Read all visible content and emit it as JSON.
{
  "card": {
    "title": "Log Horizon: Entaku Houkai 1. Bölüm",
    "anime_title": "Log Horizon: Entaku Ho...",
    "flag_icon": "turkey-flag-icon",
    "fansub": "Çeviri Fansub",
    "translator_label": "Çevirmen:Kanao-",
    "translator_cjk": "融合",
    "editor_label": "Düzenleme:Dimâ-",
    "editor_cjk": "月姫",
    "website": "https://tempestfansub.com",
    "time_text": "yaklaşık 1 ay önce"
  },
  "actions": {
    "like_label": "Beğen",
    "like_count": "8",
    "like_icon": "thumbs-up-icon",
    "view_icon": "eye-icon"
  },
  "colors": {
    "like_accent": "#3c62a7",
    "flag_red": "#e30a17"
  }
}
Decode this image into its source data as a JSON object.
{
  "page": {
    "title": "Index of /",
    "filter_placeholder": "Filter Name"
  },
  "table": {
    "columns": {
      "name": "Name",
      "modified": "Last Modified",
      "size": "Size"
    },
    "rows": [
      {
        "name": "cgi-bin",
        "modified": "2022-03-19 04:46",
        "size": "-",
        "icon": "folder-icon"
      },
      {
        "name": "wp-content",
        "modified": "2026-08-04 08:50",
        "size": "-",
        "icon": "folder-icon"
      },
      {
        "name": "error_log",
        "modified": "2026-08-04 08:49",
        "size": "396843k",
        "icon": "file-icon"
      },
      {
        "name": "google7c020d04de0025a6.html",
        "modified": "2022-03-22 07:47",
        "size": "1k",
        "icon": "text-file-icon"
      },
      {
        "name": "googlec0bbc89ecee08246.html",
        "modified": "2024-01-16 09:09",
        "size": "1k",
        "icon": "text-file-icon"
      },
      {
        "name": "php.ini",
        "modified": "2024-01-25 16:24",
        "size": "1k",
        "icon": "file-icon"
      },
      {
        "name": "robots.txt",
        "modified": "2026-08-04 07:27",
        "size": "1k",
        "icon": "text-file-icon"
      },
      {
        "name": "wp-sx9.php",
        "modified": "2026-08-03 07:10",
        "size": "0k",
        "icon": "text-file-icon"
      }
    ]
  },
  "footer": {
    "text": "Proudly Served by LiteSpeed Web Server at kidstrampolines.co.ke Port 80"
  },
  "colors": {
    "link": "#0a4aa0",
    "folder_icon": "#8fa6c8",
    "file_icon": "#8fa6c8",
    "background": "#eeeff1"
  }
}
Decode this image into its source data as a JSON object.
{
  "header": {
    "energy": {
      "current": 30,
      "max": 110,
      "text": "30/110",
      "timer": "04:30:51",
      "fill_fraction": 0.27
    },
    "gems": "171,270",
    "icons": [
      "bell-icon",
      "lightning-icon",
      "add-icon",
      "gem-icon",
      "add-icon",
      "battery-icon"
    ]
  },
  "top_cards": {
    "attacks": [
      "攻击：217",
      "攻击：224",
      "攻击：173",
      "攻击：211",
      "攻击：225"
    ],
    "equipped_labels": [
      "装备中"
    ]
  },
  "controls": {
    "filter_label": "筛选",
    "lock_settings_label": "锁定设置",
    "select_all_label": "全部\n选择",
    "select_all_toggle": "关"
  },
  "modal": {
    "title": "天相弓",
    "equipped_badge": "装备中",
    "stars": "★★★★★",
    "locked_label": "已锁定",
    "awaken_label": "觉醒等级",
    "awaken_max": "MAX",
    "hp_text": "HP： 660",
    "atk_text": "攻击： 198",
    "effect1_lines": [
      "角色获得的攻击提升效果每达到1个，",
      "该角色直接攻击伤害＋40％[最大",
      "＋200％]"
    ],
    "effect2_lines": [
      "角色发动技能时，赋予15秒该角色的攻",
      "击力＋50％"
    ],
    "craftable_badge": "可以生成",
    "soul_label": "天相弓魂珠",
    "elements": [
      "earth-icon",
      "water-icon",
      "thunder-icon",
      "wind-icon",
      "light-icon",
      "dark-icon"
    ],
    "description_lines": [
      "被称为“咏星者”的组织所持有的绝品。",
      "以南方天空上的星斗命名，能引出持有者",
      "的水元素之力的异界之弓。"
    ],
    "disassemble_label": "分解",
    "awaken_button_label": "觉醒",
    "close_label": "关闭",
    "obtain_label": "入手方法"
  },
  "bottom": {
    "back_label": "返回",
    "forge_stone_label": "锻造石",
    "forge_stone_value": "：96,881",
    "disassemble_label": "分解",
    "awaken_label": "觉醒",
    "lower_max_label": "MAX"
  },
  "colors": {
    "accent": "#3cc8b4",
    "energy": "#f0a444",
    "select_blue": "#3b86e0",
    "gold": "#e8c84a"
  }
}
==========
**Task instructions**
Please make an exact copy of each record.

**Solution for this task**
Read all visible content and emit it as JSON.
{
  "card": {
    "title": "Log Horizon: Entaku Houkai 1. Bölüm",
    "anime_title": "Log Horizon: Entaku Ho...",
    "flag_icon": "turkey-flag-icon",
    "fansub": "Çeviri Fansub",
    "translator_label": "Çevirmen:Kanao-",
    "translator_cjk": "融合",
    "editor_label": "Düzenleme:Dimâ-",
    "editor_cjk": "月姫",
    "website": "https://tempestfansub.com",
    "time_text": "yaklaşık 1 ay önce"
  },
  "actions": {
    "like_label": "Beğen",
    "like_count": "8",
    "like_icon": "thumbs-up-icon",
    "view_icon": "eye-icon"
  },
  "colors": {
    "like_accent": "#3c62a7",
    "flag_red": "#e30a17"
  }
}
Decode this image into its source data as a JSON object.
{
  "page": {
    "title": "Index of /",
    "filter_placeholder": "Filter Name"
  },
  "table": {
    "columns": {
      "name": "Name",
      "modified": "Last Modified",
      "size": "Size"
    },
    "rows": [
      {
        "name": "cgi-bin",
        "modified": "2022-03-19 04:46",
        "size": "-",
        "icon": "folder-icon"
      },
      {
        "name": "wp-content",
        "modified": "2026-08-04 08:50",
        "size": "-",
        "icon": "folder-icon"
      },
      {
        "name": "error_log",
        "modified": "2026-08-04 08:49",
        "size": "396843k",
        "icon": "file-icon"
      },
      {
        "name": "google7c020d04de0025a6.html",
        "modified": "2022-03-22 07:47",
        "size": "1k",
        "icon": "text-file-icon"
      },
      {
        "name": "googlec0bbc89ecee08246.html",
        "modified": "2024-01-16 09:09",
        "size": "1k",
        "icon": "text-file-icon"
      },
      {
        "name": "php.ini",
        "modified": "2024-01-25 16:24",
        "size": "1k",
        "icon": "file-icon"
      },
      {
        "name": "robots.txt",
        "modified": "2026-08-04 07:27",
        "size": "1k",
        "icon": "text-file-icon"
      },
      {
        "name": "wp-sx9.php",
        "modified": "2026-08-03 07:10",
        "size": "0k",
        "icon": "text-file-icon"
      }
    ]
  },
  "footer": {
    "text": "Proudly Served by LiteSpeed Web Server at kidstrampolines.co.ke Port 80"
  },
  "colors": {
    "link": "#0a4aa0",
    "folder_icon": "#8fa6c8",
    "file_icon": "#8fa6c8",
    "background": "#eeeff1"
  }
}
Decode this image into its source data as a JSON object.
{
  "header": {
    "energy": {
      "current": 30,
      "max": 110,
      "text": "30/110",
      "timer": "04:30:51",
      "fill_fraction": 0.27
    },
    "gems": "171,270",
    "icons": [
      "bell-icon",
      "lightning-icon",
      "add-icon",
      "gem-icon",
      "add-icon",
      "battery-icon"
    ]
  },
  "top_cards": {
    "attacks": [
      "攻击：217",
      "攻击：224",
      "攻击：173",
      "攻击：211",
      "攻击：225"
    ],
    "equipped_labels": [
      "装备中"
    ]
  },
  "controls": {
    "filter_label": "筛选",
    "lock_settings_label": "锁定设置",
    "select_all_label": "全部\n选择",
    "select_all_toggle": "关"
  },
  "modal": {
    "title": "天相弓",
    "equipped_badge": "装备中",
    "stars": "★★★★★",
    "locked_label": "已锁定",
    "awaken_label": "觉醒等级",
    "awaken_max": "MAX",
    "hp_text": "HP： 660",
    "atk_text": "攻击： 198",
    "effect1_lines": [
      "角色获得的攻击提升效果每达到1个，",
      "该角色直接攻击伤害＋40％[最大",
      "＋200％]"
    ],
    "effect2_lines": [
      "角色发动技能时，赋予15秒该角色的攻",
      "击力＋50％"
    ],
    "craftable_badge": "可以生成",
    "soul_label": "天相弓魂珠",
    "elements": [
      "earth-icon",
      "water-icon",
      "thunder-icon",
      "wind-icon",
      "light-icon",
      "dark-icon"
    ],
    "description_lines": [
      "被称为“咏星者”的组织所持有的绝品。",
      "以南方天空上的星斗命名，能引出持有者",
      "的水元素之力的异界之弓。"
    ],
    "disassemble_label": "分解",
    "awaken_button_label": "觉醒",
    "close_label": "关闭",
    "obtain_label": "入手方法"
  },
  "bottom": {
    "back_label": "返回",
    "forge_stone_label": "锻造石",
    "forge_stone_value": "：96,881",
    "disassemble_label": "分解",
    "awaken_label": "觉醒",
    "lower_max_label": "MAX"
  },
  "colors": {
    "accent": "#3cc8b4",
    "energy": "#f0a444",
    "select_blue": "#3b86e0",
    "gold": "#e8c84a"
  }
}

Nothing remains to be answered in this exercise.